**Element data from apps and pages**
━━━━━━━━━━
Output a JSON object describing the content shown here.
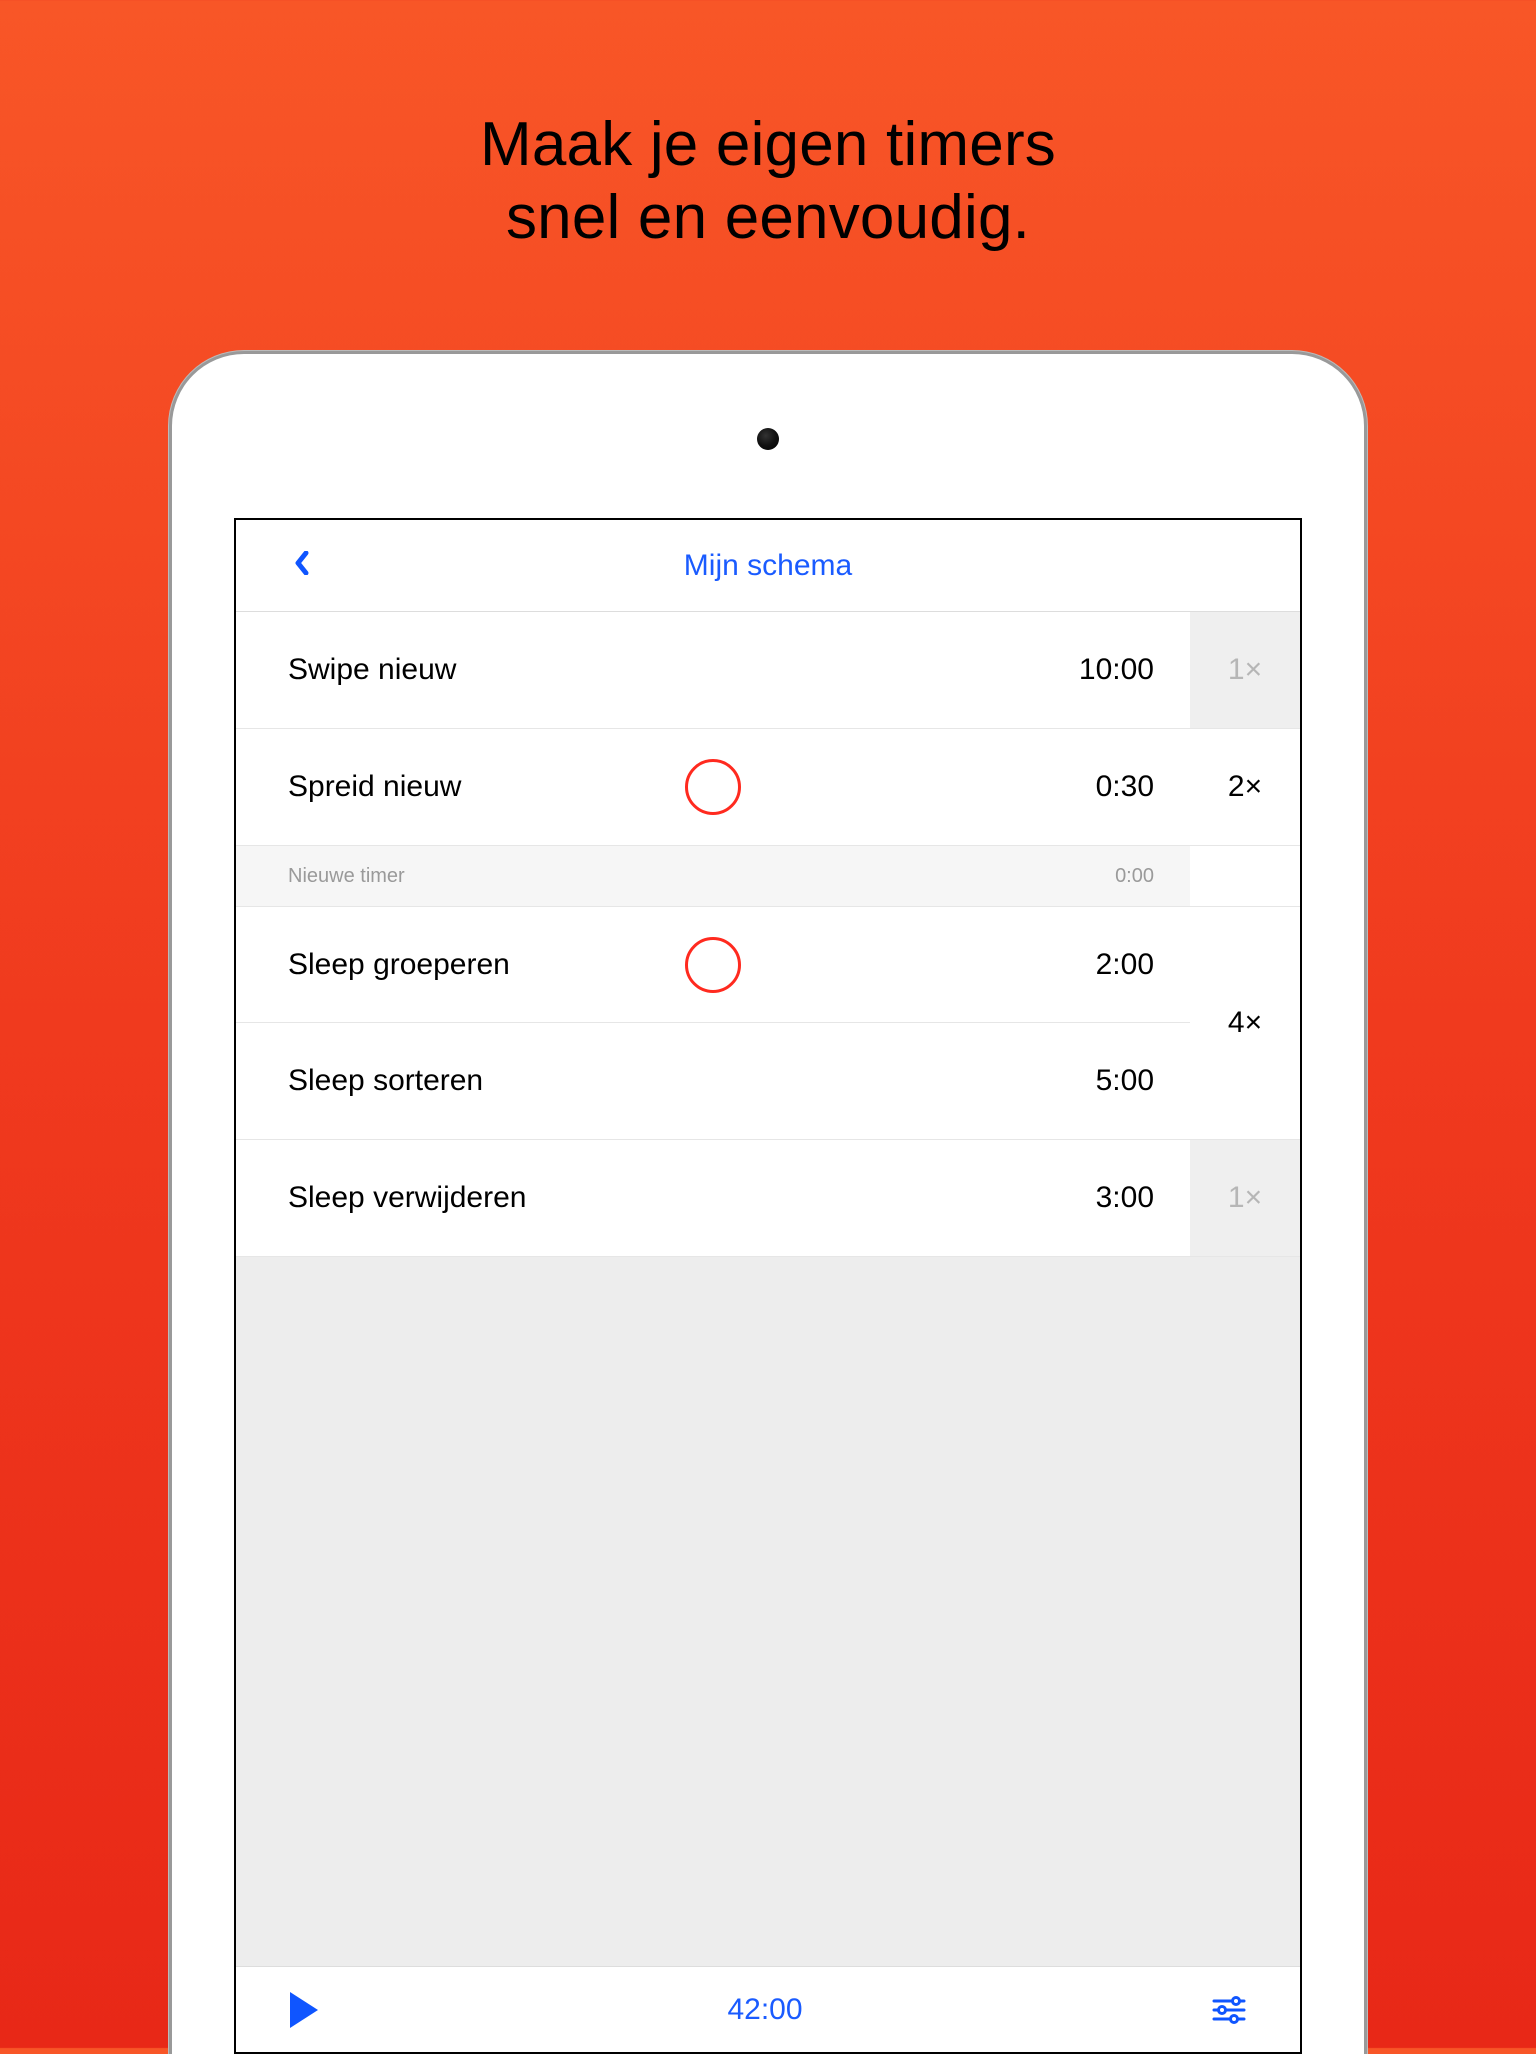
{
  "headline": {
    "line1": "Maak je eigen timers",
    "line2": "snel en eenvoudig."
  },
  "nav": {
    "title": "Mijn schema"
  },
  "rows": {
    "r1": {
      "name": "Swipe nieuw",
      "time": "10:00",
      "mult": "1×"
    },
    "r2": {
      "name": "Spreid nieuw",
      "time": "0:30",
      "mult": "2×"
    },
    "r3": {
      "name": "Nieuwe timer",
      "time": "0:00"
    },
    "r4": {
      "name": "Sleep groeperen",
      "time": "2:00"
    },
    "r5": {
      "name": "Sleep sorteren",
      "time": "5:00"
    },
    "mult45": "4×",
    "r6": {
      "name": "Sleep verwijderen",
      "time": "3:00",
      "mult": "1×"
    }
  },
  "footer": {
    "total": "42:00"
  }
}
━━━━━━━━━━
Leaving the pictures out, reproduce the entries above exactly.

Output a JSON object describing the content shown here.
{
  "headline": {
    "line1": "Maak je eigen timers",
    "line2": "snel en eenvoudig."
  },
  "nav": {
    "title": "Mijn schema"
  },
  "rows": {
    "r1": {
      "name": "Swipe nieuw",
      "time": "10:00",
      "mult": "1×"
    },
    "r2": {
      "name": "Spreid nieuw",
      "time": "0:30",
      "mult": "2×"
    },
    "r3": {
      "name": "Nieuwe timer",
      "time": "0:00"
    },
    "r4": {
      "name": "Sleep groeperen",
      "time": "2:00"
    },
    "r5": {
      "name": "Sleep sorteren",
      "time": "5:00"
    },
    "mult45": "4×",
    "r6": {
      "name": "Sleep verwijderen",
      "time": "3:00",
      "mult": "1×"
    }
  },
  "footer": {
    "total": "42:00"
  }
}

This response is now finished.